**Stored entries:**
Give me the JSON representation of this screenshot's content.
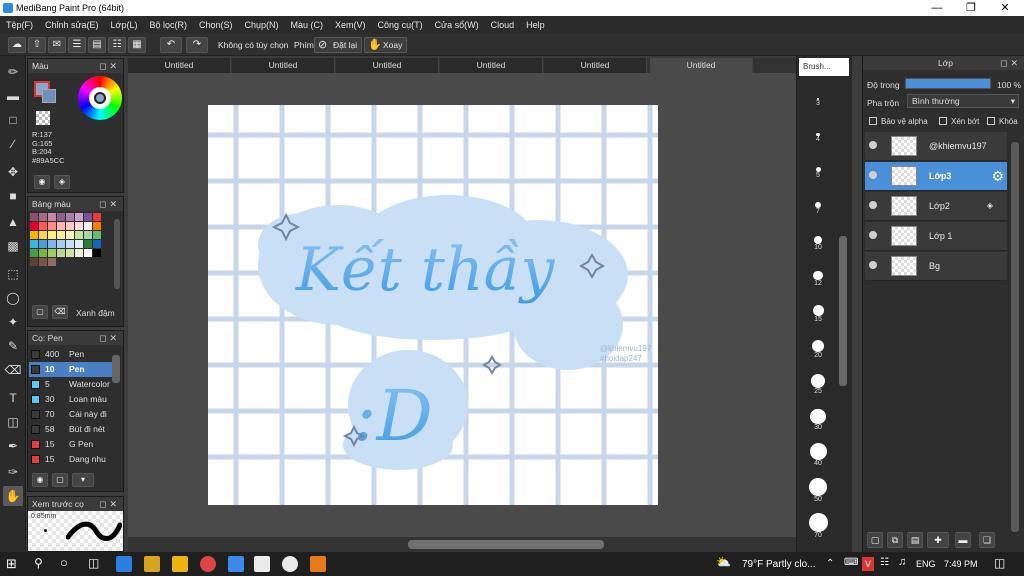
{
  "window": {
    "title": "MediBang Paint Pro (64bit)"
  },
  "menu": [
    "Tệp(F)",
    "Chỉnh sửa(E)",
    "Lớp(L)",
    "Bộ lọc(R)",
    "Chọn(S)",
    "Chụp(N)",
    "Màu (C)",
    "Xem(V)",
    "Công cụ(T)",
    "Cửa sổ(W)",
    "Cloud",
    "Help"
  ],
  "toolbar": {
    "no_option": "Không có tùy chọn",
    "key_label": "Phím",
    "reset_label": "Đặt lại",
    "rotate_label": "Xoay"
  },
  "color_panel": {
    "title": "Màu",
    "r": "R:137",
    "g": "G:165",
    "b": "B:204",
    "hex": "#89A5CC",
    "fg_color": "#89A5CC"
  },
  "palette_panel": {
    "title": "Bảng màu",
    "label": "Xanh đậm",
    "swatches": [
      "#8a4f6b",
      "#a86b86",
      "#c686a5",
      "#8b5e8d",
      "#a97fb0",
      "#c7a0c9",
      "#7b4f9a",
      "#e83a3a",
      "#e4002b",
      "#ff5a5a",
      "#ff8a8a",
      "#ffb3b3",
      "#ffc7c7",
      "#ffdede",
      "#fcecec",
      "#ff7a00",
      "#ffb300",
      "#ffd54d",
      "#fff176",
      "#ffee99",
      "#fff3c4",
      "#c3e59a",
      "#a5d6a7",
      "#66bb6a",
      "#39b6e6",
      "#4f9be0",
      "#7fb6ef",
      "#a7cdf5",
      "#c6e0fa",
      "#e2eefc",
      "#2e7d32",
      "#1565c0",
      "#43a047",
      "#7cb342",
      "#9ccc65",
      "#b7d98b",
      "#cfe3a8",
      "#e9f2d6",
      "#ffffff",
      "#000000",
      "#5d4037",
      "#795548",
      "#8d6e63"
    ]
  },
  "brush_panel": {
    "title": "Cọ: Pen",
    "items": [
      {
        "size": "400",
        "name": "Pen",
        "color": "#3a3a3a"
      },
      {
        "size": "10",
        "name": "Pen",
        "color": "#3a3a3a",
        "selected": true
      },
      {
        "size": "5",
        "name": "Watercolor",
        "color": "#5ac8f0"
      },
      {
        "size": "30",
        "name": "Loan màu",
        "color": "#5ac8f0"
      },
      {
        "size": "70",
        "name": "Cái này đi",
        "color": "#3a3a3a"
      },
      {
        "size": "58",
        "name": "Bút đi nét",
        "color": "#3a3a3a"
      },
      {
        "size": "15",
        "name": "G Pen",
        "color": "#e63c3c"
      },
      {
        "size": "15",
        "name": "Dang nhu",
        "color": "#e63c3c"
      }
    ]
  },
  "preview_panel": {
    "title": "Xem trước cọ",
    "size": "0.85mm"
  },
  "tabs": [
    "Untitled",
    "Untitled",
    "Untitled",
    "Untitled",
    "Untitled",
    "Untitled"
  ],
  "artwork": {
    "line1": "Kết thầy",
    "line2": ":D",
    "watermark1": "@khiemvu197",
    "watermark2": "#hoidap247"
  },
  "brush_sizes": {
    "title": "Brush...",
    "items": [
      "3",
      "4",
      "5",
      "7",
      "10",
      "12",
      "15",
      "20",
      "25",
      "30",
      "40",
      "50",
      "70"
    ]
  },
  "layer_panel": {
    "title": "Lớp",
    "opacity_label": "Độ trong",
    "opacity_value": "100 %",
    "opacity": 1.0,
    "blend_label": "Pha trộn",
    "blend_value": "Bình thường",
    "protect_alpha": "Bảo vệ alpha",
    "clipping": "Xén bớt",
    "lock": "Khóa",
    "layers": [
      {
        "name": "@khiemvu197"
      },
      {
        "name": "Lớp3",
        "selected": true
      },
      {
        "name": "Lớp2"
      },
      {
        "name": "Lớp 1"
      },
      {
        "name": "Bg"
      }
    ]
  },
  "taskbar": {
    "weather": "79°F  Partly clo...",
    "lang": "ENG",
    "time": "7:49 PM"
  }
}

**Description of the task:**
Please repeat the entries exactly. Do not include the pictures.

**Result of the exercise:**
Give me the JSON representation of this screenshot's content.
{
  "window": {
    "title": "MediBang Paint Pro (64bit)"
  },
  "menu": [
    "Tệp(F)",
    "Chỉnh sửa(E)",
    "Lớp(L)",
    "Bộ lọc(R)",
    "Chọn(S)",
    "Chụp(N)",
    "Màu (C)",
    "Xem(V)",
    "Công cụ(T)",
    "Cửa sổ(W)",
    "Cloud",
    "Help"
  ],
  "toolbar": {
    "no_option": "Không có tùy chọn",
    "key_label": "Phím",
    "reset_label": "Đặt lại",
    "rotate_label": "Xoay"
  },
  "color_panel": {
    "title": "Màu",
    "r": "R:137",
    "g": "G:165",
    "b": "B:204",
    "hex": "#89A5CC",
    "fg_color": "#89A5CC"
  },
  "palette_panel": {
    "title": "Bảng màu",
    "label": "Xanh đậm",
    "swatches": [
      "#8a4f6b",
      "#a86b86",
      "#c686a5",
      "#8b5e8d",
      "#a97fb0",
      "#c7a0c9",
      "#7b4f9a",
      "#e83a3a",
      "#e4002b",
      "#ff5a5a",
      "#ff8a8a",
      "#ffb3b3",
      "#ffc7c7",
      "#ffdede",
      "#fcecec",
      "#ff7a00",
      "#ffb300",
      "#ffd54d",
      "#fff176",
      "#ffee99",
      "#fff3c4",
      "#c3e59a",
      "#a5d6a7",
      "#66bb6a",
      "#39b6e6",
      "#4f9be0",
      "#7fb6ef",
      "#a7cdf5",
      "#c6e0fa",
      "#e2eefc",
      "#2e7d32",
      "#1565c0",
      "#43a047",
      "#7cb342",
      "#9ccc65",
      "#b7d98b",
      "#cfe3a8",
      "#e9f2d6",
      "#ffffff",
      "#000000",
      "#5d4037",
      "#795548",
      "#8d6e63"
    ]
  },
  "brush_panel": {
    "title": "Cọ: Pen",
    "items": [
      {
        "size": "400",
        "name": "Pen",
        "color": "#3a3a3a"
      },
      {
        "size": "10",
        "name": "Pen",
        "color": "#3a3a3a",
        "selected": true
      },
      {
        "size": "5",
        "name": "Watercolor",
        "color": "#5ac8f0"
      },
      {
        "size": "30",
        "name": "Loan màu",
        "color": "#5ac8f0"
      },
      {
        "size": "70",
        "name": "Cái này đi",
        "color": "#3a3a3a"
      },
      {
        "size": "58",
        "name": "Bút đi nét",
        "color": "#3a3a3a"
      },
      {
        "size": "15",
        "name": "G Pen",
        "color": "#e63c3c"
      },
      {
        "size": "15",
        "name": "Dang nhu",
        "color": "#e63c3c"
      }
    ]
  },
  "preview_panel": {
    "title": "Xem trước cọ",
    "size": "0.85mm"
  },
  "tabs": [
    "Untitled",
    "Untitled",
    "Untitled",
    "Untitled",
    "Untitled",
    "Untitled"
  ],
  "artwork": {
    "line1": "Kết thầy",
    "line2": ":D",
    "watermark1": "@khiemvu197",
    "watermark2": "#hoidap247"
  },
  "brush_sizes": {
    "title": "Brush...",
    "items": [
      "3",
      "4",
      "5",
      "7",
      "10",
      "12",
      "15",
      "20",
      "25",
      "30",
      "40",
      "50",
      "70"
    ]
  },
  "layer_panel": {
    "title": "Lớp",
    "opacity_label": "Độ trong",
    "opacity_value": "100 %",
    "opacity": 1.0,
    "blend_label": "Pha trộn",
    "blend_value": "Bình thường",
    "protect_alpha": "Bảo vệ alpha",
    "clipping": "Xén bớt",
    "lock": "Khóa",
    "layers": [
      {
        "name": "@khiemvu197"
      },
      {
        "name": "Lớp3",
        "selected": true
      },
      {
        "name": "Lớp2"
      },
      {
        "name": "Lớp 1"
      },
      {
        "name": "Bg"
      }
    ]
  },
  "taskbar": {
    "weather": "79°F  Partly clo...",
    "lang": "ENG",
    "time": "7:49 PM"
  }
}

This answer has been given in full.